So wrote a participant in our Communicating Science course, where scientists, professionals, and other academics learn how to contribute their knowledge to Wikipedia. Now, a new round of Wikipedia Fellows are diving into Wikipedia policies, editing, and more.
Scientists recognize the importance of communicating about science to the general public. When scientific information reaches outside of the academy, more people are equipped to make better informed political and behavioral choices. And, as we’ve written about before, Wikipedia is an effective route for communicating with and educating the public. It turns out that not only does the public rely on Wikipedia for science information, but so do scientists! That’s why engaging scholars with scientific backgrounds in Wikipedia editing is so important.
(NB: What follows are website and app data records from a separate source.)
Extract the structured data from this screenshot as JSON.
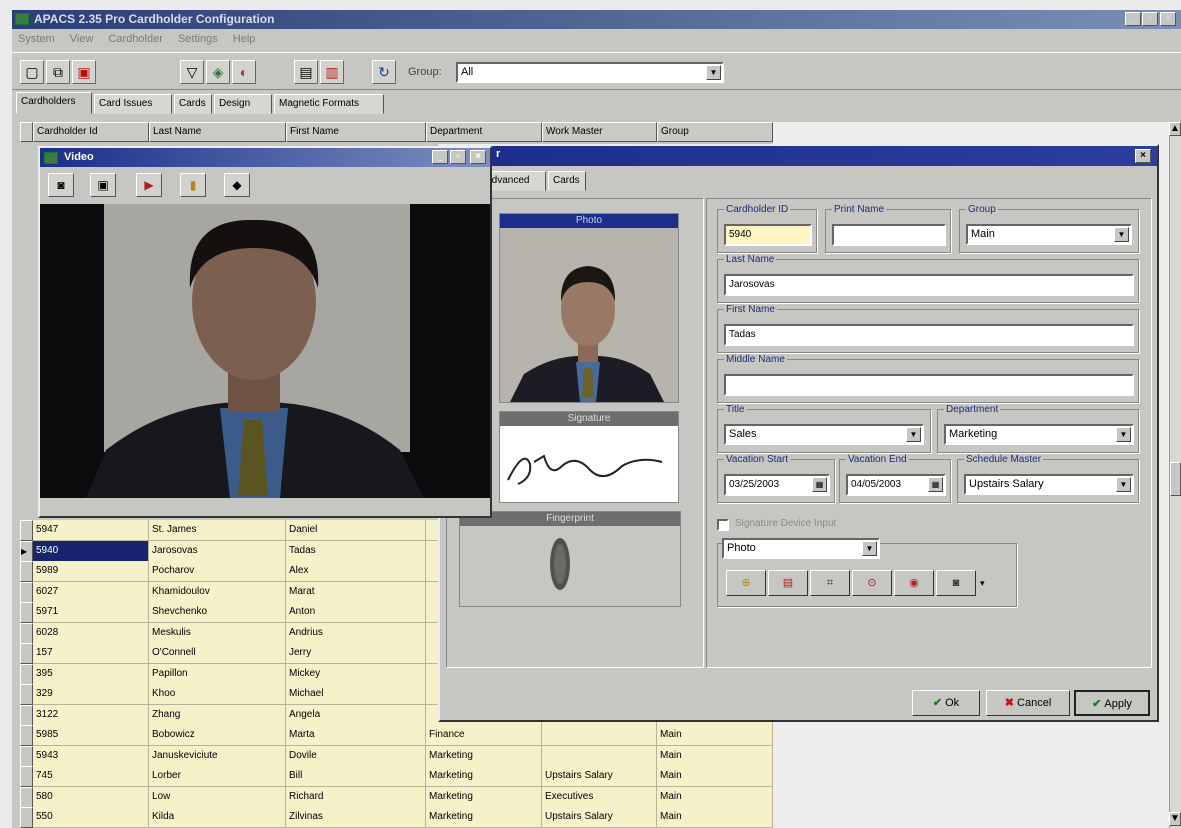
{
  "window": {
    "title": "APACS 2.35 Pro Cardholder Configuration"
  },
  "menu": [
    "System",
    "View",
    "Cardholder",
    "Settings",
    "Help"
  ],
  "toolbar": {
    "group_label": "Group:",
    "group_value": "All"
  },
  "tabs": [
    "Cardholders",
    "Card Issues",
    "Cards",
    "Design",
    "Magnetic Formats"
  ],
  "grid": {
    "columns": [
      "Cardholder Id",
      "Last Name",
      "First Name",
      "Department",
      "Work Master",
      "Group"
    ],
    "rows": [
      {
        "id": "5947",
        "last": "St. James",
        "first": "Daniel",
        "dept": "",
        "work": "",
        "group": ""
      },
      {
        "id": "5940",
        "last": "Jarosovas",
        "first": "Tadas",
        "dept": "",
        "work": "",
        "group": ""
      },
      {
        "id": "5989",
        "last": "Pocharov",
        "first": "Alex",
        "dept": "",
        "work": "",
        "group": ""
      },
      {
        "id": "6027",
        "last": "Khamidoulov",
        "first": "Marat",
        "dept": "",
        "work": "",
        "group": ""
      },
      {
        "id": "5971",
        "last": "Shevchenko",
        "first": "Anton",
        "dept": "",
        "work": "",
        "group": ""
      },
      {
        "id": "6028",
        "last": "Meskulis",
        "first": "Andrius",
        "dept": "",
        "work": "",
        "group": ""
      },
      {
        "id": "157",
        "last": "O'Connell",
        "first": "Jerry",
        "dept": "",
        "work": "",
        "group": ""
      },
      {
        "id": "395",
        "last": "Papillon",
        "first": "Mickey",
        "dept": "",
        "work": "",
        "group": ""
      },
      {
        "id": "329",
        "last": "Khoo",
        "first": "Michael",
        "dept": "",
        "work": "",
        "group": ""
      },
      {
        "id": "3122",
        "last": "Zhang",
        "first": "Angela",
        "dept": "",
        "work": "",
        "group": ""
      },
      {
        "id": "5985",
        "last": "Bobowicz",
        "first": "Marta",
        "dept": "Finance",
        "work": "",
        "group": "Main"
      },
      {
        "id": "5943",
        "last": "Januskeviciute",
        "first": "Dovile",
        "dept": "Marketing",
        "work": "",
        "group": "Main"
      },
      {
        "id": "745",
        "last": "Lorber",
        "first": "Bill",
        "dept": "Marketing",
        "work": "Upstairs Salary",
        "group": "Main"
      },
      {
        "id": "580",
        "last": "Low",
        "first": "Richard",
        "dept": "Marketing",
        "work": "Executives",
        "group": "Main"
      },
      {
        "id": "550",
        "last": "Kilda",
        "first": "Zilvinas",
        "dept": "Marketing",
        "work": "Upstairs Salary",
        "group": "Main"
      }
    ]
  },
  "dialog": {
    "title_suffix": "r",
    "tabs": [
      "Advanced",
      "Cards"
    ],
    "photo_caption": "Photo",
    "signature_caption": "Signature",
    "fingerprint_caption": "Fingerprint",
    "fields": {
      "cardholder_id_label": "Cardholder ID",
      "cardholder_id": "5940",
      "print_name_label": "Print Name",
      "print_name": "",
      "group_label": "Group",
      "group": "Main",
      "last_name_label": "Last Name",
      "last_name": "Jarosovas",
      "first_name_label": "First Name",
      "first_name": "Tadas",
      "middle_name_label": "Middle Name",
      "middle_name": "",
      "title_label": "Title",
      "title": "Sales",
      "department_label": "Department",
      "department": "Marketing",
      "vacation_start_label": "Vacation Start",
      "vacation_start": "03/25/2003",
      "vacation_end_label": "Vacation End",
      "vacation_end": "04/05/2003",
      "schedule_master_label": "Schedule Master",
      "schedule_master": "Upstairs Salary"
    },
    "signature_checkbox_label": "Signature Device Input",
    "media_select": "Photo",
    "ok_label": "Ok",
    "cancel_label": "Cancel",
    "apply_label": "Apply"
  },
  "video": {
    "title": "Video"
  },
  "colors": {
    "title_blue": "#1c2d8c",
    "grid_yellow": "#f7f1c9",
    "selection": "#17246e"
  }
}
Meet our latest Wikipedia Fellows who will be communicating science topics!
American Chemical Society
Margery Ashmun is a Science Reference Librarian at Drew University with a background in secondary science education and business experience in the chemical industry. She is interested in exploring how (1) to use Wikipedia and its concepts to build information literacy skills, (2) to encourage faculty to explore incorporating wiki-thons to support their curriculum (in some fashion), and (3) to explore how her campus’ digital humanities group could benefit from interacting with Wikipedia. She is interested in contributing to articles related to education, particularly STEM, secondary education, and higher education — and to articles related to aspects of modern business practices.
Muhammad Faheem is Assistant Professor and Director of Postgraduate Studies at the Department of Chemical Engineering, University of Engineering & Technology, Lahore, Pakistan. He wants to contribute to articles in the domains of chemistry and chemical engineering to make them more understandable to a novice reader.
Joan Muellerleile is Senior Consultant with Proximate Technologies, LLC, and a Polymer Scientist with over 25 years of industry experience in polymer and materials science. She is a successful lead investigator and program manager in a variety of governmental contractor, industrial, and consultant settings for projects ranging from fundamental research and development to business-oriented applications development. Joan’s experience includes the design, performance, characterization, selection, and synthesis of polymers, composites, coatings, and adhesives.
Association for Psychological Science
Theresa Trieu is a research assistant at Uniformed Services University who is interested in improving articles related to psychotherapy and suicide prevention.
Deep Carbon Observatory
Tobias Fischer is Professor in the Department of Earth and Planetary Sciences at the University of New Mexico in Albuquerque. He is interested in deep earth processes, the exchange of material between the earth’s interior and surface, active volcanism, and geothermal energy. He will contribute to articles about volcanoes and their role in earth processes.
Megan Newcombe, a Postdoctoral Scientist at the Carnegie Institution for Science, studies volcanic processes on the Earth and across the solar system. She is excited to contribute to Wikipedia’s geology articles and looks forward to using Wikipedia as a teaching tool.
Kristen Rahilly is a graduate student studying volcanic gases at the University of New Mexico. She is interested in expanding the articles related to volcanoes, volcanic hazards, and biographies on women geoscientists. She hopes to help make findings from the current scientific literature more accessible through inclusion in Wikipedia articles.
Jonathan Tucker is a postdoctoral associate at the Carnegie Institution for Science. He is interested in the composition, evolution, and formation of the Earth. He is passionate about science outreach, education, and literacy.
Stefany Coxe is an associate professor of Quantitative Psychology at Florida International University. She is interested in improving articles related to applied statistical methods, with the aim of making them more accessible to non-statisticians, including researchers in the behavioral sciences and the broader public.
Questions about how you can get involved? Reach out to email@example.com.